Here’s another one: when QR Codes came on the scene, I was thrilled with its in-person, right now interface of public and website. But as this article shows, there’s a far better technology coming down the pike.
It’s a daily circus, complete with clowns and heroes. It’s in the same category as reading the news always was, except these powers closely affect our daily lives. But don’t panic; let it flow. Detached, slightly amused calm will serve you well online.
An article I read last week finally articulated something crucially important, at least in my comprehension of commerce in the 21st century. Esteban Kolsky outlined three areas where companies often fail vis-à-vis social media. His points are well taken; I highly recommend taking them all seriously. But I wish to mention here just one of them.
And if you’re still clinging to 20th century rules of marketing and PR, you’re not going to like it.
Here’s the crux of Kolsky’s argument:
“Social Media is a long-term, part-of-the-core-business investment you must make. Expecting a return on that investment is naïve – like expecting your purchase of a better telephone system to return your money.”
We make far too much of data collection and ROI regarding social media. Yes, you can definitely see financial returns from your online business presence, but that result is secondary to the greater value of web communications.
For all it may seem that technology has forced new practices upon us, the greater truth is that in a global economy, enterprise thrives when it is obviously, personally attentive to its market; and the internet is the most efficient way to achieve such transparency. Social media is infrastructure, not marketing.
The term social media is not well understood. Business use of social media, for instance, does not amount to an internet marketing presence. If you just chat with friends and family on Facebook, fine. But don’t expect your Facebook page alone to bring you customers.
Social media is a (relatively small) subset of online inbound marketing. And online inbound marketing is a subset of marketing, which also includes inbound efforts that are offline.
Think: a child is a subset of a family, which is a subset of society. They are all equally important and necessary; but each is very different.
For business, the key to inbound marketing is content. Once you have content, you can use social media as one way to give people access to it.

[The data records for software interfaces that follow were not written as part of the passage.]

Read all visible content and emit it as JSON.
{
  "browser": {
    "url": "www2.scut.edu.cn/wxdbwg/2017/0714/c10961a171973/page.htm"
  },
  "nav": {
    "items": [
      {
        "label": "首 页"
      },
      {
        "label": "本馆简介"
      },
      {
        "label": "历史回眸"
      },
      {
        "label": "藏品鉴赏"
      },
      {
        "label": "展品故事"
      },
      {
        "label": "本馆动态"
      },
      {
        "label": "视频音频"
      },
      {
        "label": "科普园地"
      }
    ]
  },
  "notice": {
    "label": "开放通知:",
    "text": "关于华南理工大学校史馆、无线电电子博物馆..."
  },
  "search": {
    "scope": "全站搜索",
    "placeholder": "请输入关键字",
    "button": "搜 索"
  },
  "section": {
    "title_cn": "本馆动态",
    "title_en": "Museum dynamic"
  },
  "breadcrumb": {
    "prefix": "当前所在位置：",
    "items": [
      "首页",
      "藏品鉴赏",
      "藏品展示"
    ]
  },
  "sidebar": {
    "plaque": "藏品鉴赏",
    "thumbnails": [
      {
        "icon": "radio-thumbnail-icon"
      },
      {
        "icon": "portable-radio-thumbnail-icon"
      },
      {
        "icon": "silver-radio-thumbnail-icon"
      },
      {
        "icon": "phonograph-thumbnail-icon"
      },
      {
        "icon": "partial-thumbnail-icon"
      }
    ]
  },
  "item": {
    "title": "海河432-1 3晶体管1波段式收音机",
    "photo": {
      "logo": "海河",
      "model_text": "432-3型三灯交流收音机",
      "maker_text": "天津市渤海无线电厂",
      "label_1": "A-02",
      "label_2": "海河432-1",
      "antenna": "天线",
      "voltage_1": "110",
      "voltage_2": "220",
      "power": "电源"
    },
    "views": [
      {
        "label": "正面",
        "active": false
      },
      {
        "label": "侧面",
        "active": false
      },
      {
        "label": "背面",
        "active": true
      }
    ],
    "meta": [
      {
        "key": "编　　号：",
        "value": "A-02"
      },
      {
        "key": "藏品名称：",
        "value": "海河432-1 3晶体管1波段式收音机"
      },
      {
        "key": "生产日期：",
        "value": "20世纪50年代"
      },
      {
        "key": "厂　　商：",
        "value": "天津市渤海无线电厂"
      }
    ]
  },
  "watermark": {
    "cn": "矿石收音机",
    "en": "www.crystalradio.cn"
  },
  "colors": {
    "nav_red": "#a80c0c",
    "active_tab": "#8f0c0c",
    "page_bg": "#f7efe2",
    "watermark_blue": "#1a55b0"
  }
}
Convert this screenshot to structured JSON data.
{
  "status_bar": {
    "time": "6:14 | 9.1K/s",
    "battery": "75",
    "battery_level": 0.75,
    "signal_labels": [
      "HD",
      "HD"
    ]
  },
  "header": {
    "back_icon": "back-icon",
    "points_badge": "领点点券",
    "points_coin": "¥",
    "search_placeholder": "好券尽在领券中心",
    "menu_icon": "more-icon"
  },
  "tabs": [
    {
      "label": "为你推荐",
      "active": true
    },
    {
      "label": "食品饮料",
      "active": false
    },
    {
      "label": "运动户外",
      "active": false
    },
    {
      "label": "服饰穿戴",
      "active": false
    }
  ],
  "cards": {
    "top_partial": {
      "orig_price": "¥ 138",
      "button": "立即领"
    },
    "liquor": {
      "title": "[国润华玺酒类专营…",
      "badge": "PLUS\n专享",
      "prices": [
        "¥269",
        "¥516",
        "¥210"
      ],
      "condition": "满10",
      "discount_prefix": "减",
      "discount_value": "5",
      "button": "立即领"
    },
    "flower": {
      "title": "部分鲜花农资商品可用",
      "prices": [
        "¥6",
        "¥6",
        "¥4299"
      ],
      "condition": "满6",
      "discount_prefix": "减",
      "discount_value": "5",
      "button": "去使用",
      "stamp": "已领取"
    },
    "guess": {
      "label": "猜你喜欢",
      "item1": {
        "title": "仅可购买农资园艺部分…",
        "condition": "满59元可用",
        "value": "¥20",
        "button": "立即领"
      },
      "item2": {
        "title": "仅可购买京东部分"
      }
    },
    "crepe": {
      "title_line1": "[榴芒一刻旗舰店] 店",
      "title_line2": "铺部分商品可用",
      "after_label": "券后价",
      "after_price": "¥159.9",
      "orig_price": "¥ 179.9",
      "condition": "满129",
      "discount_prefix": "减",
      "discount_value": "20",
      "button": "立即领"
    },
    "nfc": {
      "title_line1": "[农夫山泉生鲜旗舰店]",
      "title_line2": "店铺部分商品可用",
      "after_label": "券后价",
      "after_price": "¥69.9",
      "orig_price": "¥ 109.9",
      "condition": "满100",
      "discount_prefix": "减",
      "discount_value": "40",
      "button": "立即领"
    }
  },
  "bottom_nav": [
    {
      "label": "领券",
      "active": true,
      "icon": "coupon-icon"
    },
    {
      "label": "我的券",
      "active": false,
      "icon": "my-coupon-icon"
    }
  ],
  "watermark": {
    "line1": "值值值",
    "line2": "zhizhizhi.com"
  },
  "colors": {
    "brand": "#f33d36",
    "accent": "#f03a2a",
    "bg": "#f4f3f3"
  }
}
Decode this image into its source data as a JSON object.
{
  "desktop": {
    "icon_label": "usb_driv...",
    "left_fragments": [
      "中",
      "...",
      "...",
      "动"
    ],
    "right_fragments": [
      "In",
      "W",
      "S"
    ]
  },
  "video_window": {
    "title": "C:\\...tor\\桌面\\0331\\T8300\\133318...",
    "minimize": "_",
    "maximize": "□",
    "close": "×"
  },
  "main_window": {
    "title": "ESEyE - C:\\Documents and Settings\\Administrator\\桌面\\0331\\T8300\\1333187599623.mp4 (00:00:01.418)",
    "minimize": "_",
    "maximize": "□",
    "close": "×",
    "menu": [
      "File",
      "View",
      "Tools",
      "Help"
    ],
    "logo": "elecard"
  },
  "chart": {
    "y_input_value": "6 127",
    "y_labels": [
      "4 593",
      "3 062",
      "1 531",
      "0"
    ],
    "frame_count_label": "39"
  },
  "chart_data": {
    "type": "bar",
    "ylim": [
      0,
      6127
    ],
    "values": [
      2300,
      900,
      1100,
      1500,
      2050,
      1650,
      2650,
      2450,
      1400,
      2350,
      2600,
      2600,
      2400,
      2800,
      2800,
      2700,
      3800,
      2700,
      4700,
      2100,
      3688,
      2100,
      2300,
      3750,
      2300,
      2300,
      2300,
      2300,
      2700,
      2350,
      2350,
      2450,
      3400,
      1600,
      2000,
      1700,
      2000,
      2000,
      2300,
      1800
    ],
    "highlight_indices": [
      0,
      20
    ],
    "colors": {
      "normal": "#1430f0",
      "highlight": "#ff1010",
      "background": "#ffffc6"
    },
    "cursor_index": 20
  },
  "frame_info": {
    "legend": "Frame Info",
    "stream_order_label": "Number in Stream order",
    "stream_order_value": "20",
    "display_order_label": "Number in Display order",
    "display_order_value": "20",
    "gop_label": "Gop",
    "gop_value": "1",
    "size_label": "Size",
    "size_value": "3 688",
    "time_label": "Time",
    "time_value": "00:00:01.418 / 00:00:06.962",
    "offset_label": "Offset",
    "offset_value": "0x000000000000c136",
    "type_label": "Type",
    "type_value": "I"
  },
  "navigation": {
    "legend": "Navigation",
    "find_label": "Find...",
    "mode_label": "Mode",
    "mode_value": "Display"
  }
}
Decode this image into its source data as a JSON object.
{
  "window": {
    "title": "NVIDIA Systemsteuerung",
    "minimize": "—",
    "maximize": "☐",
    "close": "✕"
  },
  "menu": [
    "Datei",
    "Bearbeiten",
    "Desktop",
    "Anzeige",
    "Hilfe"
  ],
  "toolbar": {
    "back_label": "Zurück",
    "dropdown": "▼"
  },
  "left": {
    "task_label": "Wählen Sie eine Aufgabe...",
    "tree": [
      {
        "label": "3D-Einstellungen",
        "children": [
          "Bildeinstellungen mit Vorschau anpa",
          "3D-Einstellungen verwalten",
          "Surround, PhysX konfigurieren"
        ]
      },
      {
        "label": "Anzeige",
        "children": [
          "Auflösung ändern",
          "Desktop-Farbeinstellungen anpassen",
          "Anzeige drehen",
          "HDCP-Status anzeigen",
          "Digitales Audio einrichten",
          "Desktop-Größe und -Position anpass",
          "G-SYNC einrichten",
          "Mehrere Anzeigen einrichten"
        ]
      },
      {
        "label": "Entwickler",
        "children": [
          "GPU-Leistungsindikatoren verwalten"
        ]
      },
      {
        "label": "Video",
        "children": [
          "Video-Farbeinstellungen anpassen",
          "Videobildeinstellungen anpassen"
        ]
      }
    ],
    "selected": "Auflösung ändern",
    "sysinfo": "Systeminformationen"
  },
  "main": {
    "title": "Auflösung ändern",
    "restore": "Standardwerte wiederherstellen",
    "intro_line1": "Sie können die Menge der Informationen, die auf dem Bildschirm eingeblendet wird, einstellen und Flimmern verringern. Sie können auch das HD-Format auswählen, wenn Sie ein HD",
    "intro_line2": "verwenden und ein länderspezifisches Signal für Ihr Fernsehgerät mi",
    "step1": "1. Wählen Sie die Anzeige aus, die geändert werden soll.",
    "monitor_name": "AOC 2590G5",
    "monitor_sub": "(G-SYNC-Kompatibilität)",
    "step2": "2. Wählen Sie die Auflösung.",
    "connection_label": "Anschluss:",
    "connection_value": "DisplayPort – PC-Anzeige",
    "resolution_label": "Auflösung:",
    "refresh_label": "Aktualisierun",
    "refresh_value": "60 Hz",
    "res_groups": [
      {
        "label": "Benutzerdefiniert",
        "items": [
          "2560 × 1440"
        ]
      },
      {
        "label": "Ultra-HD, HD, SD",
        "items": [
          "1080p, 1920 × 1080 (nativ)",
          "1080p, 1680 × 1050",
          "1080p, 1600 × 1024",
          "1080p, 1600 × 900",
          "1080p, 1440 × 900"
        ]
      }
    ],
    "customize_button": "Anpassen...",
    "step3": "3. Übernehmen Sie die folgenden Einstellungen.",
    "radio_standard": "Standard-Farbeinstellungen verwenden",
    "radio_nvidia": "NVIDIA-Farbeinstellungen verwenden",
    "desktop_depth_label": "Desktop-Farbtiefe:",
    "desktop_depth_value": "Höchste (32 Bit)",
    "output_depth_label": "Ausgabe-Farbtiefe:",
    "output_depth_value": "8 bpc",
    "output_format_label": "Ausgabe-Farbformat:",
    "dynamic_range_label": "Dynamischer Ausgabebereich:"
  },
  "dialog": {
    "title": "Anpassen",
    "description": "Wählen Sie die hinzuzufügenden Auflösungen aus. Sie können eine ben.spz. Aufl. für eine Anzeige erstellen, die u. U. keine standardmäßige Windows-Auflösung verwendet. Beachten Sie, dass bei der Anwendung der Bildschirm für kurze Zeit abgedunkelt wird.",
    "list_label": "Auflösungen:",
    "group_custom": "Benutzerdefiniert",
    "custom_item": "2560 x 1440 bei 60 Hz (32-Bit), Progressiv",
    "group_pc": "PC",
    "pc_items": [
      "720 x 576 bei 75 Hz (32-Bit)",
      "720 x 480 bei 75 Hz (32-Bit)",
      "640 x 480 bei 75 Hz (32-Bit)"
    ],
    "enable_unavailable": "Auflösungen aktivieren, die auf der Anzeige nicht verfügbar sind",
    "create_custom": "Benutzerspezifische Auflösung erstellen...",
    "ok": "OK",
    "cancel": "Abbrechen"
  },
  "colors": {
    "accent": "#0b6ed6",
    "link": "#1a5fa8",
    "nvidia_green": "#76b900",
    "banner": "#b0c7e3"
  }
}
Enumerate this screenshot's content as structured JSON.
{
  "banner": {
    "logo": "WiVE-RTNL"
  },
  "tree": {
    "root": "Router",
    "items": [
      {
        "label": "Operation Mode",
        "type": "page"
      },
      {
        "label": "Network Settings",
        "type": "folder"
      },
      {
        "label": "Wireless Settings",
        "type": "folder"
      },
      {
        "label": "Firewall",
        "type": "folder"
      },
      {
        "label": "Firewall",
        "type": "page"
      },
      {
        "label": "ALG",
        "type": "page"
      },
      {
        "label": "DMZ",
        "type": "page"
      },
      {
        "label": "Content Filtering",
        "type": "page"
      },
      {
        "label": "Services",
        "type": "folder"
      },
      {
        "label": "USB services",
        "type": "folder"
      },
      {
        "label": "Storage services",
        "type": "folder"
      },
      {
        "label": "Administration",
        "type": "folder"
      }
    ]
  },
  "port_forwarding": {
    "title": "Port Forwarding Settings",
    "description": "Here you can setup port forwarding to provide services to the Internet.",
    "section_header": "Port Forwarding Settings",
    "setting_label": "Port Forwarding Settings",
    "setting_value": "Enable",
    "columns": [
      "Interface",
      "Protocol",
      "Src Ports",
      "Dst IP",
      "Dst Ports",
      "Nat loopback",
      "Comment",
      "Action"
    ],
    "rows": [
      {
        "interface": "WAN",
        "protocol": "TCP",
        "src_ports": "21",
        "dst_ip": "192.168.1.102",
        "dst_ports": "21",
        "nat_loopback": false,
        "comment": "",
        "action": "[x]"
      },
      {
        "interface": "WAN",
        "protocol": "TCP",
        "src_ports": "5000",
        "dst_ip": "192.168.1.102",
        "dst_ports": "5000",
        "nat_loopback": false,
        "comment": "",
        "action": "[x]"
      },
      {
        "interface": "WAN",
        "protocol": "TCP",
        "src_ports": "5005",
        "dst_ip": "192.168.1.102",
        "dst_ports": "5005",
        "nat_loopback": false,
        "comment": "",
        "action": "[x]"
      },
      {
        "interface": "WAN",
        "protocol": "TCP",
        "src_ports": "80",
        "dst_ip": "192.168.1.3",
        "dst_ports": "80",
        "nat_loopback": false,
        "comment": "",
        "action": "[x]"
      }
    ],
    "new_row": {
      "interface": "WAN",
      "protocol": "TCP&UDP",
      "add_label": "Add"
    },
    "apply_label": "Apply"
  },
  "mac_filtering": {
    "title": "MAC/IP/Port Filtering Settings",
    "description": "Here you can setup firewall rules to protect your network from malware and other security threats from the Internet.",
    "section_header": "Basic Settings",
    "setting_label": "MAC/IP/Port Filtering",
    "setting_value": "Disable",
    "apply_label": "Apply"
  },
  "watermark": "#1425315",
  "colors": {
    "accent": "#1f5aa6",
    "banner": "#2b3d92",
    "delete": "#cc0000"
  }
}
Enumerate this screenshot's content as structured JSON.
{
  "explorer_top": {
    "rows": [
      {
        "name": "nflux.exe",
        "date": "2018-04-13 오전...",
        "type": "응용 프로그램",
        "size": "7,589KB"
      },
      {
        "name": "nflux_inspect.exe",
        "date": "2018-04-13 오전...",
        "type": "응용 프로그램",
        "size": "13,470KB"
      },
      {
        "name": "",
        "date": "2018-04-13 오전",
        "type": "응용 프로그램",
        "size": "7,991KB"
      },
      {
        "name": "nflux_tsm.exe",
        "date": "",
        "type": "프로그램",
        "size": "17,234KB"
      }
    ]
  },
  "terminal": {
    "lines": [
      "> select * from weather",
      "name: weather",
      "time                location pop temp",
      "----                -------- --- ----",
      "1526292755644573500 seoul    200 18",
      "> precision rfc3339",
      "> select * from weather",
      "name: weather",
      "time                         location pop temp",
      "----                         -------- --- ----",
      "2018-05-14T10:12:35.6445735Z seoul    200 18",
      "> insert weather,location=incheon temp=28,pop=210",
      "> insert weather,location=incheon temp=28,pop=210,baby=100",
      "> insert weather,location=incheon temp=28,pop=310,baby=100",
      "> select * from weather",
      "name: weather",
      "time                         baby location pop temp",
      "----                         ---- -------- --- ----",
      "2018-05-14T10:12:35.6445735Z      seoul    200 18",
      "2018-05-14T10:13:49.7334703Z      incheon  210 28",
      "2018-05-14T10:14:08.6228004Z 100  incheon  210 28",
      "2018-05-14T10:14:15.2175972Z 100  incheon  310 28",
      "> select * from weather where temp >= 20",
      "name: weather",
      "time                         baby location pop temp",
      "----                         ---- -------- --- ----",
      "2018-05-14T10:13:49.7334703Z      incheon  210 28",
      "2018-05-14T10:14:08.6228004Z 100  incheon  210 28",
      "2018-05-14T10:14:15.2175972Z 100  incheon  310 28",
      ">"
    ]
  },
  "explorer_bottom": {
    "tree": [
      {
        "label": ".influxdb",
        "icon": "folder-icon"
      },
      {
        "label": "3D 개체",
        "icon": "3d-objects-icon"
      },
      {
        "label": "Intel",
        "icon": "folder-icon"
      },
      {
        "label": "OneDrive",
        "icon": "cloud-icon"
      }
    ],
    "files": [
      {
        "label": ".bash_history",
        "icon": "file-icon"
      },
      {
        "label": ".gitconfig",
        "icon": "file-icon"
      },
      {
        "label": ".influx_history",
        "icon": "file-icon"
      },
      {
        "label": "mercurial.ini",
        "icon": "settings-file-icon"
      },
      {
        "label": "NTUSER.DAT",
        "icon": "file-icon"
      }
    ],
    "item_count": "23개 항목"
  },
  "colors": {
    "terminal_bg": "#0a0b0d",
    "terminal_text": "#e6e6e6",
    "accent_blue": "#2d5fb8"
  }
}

Additional ways would include building landing pages, posting on your blog, writing guest blog posts, sending out a newsletter, offering content to live networking groups and liaisons, and your pick of the thousands of other distribution opportunities.
Somewhat unfortunately, social media is the term the public has adopted, it seems, to refer to online marketing opportunities. Yes, your sharing should be thorough, respectful, and attractive. But it’s what you share that matters most.
Lately, we’re embarking on the fearsome path to purchase a new car. In the process of exploring dealerships, I’ve been thinking about social media. See, even in 2011, the car salesman is still an unsavory character by stereotype and also quite often in actual experience.
Selling cars is a job that attracts hustlers, and while we all want to be clever hustlers, we certainly don’t want to be hustled. My partner and I have gone to great lengths to avoid prolonged contact with these people, just because we expect to have to combat a hard sell from a greasy character.
What a shame. Surely the majority of car salespeople are fine upstanding folk. Their reputation probably does them injustice.
So if I was a car sales person, I would use social media to prove that I am a human being. I’d have a Facebook page for business contacts. I’d blog about the business. I’d collect email addresses and send newsletters full of useful info about cars but also other things besides cars. Advice for golfers, maybe, or travel tips.
I’d use the internet to become a real person, someone trustworthy, instead of a mere stereotype. Bet my sales would skyrocket.